> _TASK_
Give back every entry below, exactly as written.

Dataset records:
_ _ _ _ _

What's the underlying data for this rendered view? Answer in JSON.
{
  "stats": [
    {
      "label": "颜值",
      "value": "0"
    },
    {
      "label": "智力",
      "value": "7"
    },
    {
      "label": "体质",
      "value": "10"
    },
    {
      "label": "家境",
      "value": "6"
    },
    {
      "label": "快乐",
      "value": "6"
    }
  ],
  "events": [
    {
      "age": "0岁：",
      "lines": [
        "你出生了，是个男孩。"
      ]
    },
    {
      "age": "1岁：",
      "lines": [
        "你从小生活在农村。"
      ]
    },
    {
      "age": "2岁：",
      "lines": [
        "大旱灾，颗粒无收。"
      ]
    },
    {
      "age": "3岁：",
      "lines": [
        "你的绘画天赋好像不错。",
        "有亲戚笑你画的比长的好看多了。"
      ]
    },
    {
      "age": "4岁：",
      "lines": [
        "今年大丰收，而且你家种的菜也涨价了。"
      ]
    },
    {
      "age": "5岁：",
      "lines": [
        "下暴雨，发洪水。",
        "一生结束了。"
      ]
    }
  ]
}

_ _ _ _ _

> _ANSWER AREA_
What's the underlying data for this rendered view? Answer in JSON.
{
  "stats": [
    {
      "label": "颜值",
      "value": "0"
    },
    {
      "label": "智力",
      "value": "7"
    },
    {
      "label": "体质",
      "value": "10"
    },
    {
      "label": "家境",
      "value": "6"
    },
    {
      "label": "快乐",
      "value": "6"
    }
  ],
  "events": [
    {
      "age": "0岁：",
      "lines": [
        "你出生了，是个男孩。"
      ]
    },
    {
      "age": "1岁：",
      "lines": [
        "你从小生活在农村。"
      ]
    },
    {
      "age": "2岁：",
      "lines": [
        "大旱灾，颗粒无收。"
      ]
    },
    {
      "age": "3岁：",
      "lines": [
        "你的绘画天赋好像不错。",
        "有亲戚笑你画的比长的好看多了。"
      ]
    },
    {
      "age": "4岁：",
      "lines": [
        "今年大丰收，而且你家种的菜也涨价了。"
      ]
    },
    {
      "age": "5岁：",
      "lines": [
        "下暴雨，发洪水。",
        "一生结束了。"
      ]
    }
  ]
}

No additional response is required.